Data records:
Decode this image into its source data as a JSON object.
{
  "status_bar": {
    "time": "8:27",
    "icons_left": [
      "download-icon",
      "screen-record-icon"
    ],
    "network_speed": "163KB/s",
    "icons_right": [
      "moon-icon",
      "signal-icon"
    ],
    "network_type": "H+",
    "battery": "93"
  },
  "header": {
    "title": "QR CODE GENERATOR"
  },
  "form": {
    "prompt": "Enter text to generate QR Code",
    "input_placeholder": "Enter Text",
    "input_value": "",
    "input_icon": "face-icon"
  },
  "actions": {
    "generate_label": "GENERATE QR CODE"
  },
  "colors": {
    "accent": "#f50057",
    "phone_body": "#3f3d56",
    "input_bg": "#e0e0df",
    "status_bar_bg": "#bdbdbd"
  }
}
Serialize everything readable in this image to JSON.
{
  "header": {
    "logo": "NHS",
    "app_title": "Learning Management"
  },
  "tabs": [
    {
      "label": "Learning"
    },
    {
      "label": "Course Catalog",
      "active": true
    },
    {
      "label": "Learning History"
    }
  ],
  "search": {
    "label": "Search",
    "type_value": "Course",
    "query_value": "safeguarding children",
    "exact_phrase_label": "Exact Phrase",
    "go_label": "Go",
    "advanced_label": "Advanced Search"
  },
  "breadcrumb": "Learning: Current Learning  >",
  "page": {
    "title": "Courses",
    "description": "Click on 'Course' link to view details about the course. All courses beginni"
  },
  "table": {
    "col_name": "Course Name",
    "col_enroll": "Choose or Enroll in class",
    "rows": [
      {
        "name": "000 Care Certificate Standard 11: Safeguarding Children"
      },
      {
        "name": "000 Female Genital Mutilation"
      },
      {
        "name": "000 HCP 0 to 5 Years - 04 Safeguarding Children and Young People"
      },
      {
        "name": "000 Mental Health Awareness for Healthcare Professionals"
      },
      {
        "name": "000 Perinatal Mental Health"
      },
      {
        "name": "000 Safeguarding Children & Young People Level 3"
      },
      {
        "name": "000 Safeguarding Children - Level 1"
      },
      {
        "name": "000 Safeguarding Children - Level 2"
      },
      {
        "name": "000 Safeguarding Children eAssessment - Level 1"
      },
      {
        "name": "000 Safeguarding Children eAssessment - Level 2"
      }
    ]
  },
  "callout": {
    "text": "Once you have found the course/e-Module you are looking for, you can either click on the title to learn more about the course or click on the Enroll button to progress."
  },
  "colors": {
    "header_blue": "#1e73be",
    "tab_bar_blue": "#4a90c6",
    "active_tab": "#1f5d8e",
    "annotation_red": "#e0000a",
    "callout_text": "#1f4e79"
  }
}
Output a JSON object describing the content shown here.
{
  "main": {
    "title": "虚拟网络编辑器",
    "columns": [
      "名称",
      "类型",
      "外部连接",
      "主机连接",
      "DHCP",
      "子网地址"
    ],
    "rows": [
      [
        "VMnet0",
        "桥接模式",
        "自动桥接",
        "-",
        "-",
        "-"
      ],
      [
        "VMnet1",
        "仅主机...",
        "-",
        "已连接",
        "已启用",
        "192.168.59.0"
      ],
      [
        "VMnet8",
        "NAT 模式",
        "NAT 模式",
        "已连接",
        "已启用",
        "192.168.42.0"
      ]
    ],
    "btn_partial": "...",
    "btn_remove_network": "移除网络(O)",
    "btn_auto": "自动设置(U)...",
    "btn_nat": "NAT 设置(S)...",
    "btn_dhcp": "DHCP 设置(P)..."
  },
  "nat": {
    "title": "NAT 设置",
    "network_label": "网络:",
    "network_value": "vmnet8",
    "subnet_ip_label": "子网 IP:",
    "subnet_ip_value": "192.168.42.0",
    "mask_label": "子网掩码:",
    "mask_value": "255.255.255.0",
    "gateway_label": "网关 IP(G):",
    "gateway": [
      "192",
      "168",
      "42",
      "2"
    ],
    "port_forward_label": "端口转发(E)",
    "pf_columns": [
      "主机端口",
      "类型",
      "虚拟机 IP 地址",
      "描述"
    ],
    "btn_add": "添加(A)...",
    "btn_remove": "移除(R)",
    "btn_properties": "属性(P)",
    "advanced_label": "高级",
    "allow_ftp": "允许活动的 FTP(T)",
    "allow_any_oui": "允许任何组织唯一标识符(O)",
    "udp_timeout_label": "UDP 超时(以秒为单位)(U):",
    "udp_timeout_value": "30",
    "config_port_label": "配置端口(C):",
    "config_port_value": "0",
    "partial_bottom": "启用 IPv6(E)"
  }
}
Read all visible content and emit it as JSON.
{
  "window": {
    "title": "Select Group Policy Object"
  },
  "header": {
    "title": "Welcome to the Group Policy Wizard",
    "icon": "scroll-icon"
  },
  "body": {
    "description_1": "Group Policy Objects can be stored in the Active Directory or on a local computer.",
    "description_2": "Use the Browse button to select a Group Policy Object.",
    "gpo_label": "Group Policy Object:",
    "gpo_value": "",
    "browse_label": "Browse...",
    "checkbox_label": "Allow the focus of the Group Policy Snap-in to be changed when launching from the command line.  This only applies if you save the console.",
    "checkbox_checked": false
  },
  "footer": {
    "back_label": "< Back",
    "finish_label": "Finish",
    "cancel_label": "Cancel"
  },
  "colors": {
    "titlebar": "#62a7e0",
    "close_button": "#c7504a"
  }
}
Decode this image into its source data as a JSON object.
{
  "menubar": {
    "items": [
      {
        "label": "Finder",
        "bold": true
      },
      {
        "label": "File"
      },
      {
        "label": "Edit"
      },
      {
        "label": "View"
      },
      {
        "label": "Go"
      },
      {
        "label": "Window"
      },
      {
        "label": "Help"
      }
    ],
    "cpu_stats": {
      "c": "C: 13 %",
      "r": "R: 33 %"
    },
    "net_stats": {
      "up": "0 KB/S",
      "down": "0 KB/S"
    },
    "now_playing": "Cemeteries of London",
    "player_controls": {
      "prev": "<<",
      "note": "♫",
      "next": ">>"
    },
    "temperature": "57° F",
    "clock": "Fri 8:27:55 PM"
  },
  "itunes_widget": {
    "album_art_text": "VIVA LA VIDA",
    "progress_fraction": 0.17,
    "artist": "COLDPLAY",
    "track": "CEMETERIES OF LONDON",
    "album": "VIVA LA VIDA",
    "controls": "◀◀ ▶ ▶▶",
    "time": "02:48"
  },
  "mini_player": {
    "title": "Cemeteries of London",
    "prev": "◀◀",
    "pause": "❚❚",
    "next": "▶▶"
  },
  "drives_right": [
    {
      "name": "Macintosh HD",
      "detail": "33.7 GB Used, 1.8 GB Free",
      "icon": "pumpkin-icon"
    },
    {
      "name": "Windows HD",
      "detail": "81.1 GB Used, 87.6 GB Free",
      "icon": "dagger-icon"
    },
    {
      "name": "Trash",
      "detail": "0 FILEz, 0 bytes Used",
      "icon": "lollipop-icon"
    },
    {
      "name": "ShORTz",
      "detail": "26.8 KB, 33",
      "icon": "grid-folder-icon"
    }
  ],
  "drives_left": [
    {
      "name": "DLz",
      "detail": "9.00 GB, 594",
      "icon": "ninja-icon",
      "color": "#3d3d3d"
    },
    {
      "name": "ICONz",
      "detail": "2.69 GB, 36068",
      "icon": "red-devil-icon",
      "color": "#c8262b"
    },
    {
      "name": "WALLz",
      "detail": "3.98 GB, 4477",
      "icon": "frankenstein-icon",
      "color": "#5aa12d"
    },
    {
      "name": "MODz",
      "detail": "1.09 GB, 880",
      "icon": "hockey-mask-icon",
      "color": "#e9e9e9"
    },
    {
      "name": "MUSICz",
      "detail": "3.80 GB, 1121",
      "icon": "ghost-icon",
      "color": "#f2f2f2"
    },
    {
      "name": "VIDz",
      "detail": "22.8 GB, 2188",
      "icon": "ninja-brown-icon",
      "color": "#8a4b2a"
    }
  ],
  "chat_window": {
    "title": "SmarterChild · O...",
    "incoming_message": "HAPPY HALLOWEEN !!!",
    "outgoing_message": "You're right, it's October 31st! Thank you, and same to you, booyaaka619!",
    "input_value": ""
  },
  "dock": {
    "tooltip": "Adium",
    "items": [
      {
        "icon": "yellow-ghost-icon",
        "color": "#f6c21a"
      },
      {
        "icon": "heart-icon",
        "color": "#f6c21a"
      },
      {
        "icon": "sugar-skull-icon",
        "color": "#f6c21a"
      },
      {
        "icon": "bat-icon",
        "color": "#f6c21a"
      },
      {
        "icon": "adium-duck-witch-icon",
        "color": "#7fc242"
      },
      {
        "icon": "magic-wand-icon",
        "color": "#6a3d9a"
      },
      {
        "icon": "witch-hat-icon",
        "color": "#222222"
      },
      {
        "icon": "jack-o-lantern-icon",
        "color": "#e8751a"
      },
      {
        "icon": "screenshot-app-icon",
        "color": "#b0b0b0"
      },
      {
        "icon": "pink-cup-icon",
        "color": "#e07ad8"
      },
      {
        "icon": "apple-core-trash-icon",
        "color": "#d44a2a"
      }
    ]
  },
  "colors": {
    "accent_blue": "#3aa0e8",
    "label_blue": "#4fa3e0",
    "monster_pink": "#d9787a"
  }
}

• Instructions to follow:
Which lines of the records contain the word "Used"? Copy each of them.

• Answer to the exercise:
      "detail": "33.7 GB Used, 1.8 GB Free",
      "detail": "81.1 GB Used, 87.6 GB Free",
      "detail": "0 FILEz, 0 bytes Used",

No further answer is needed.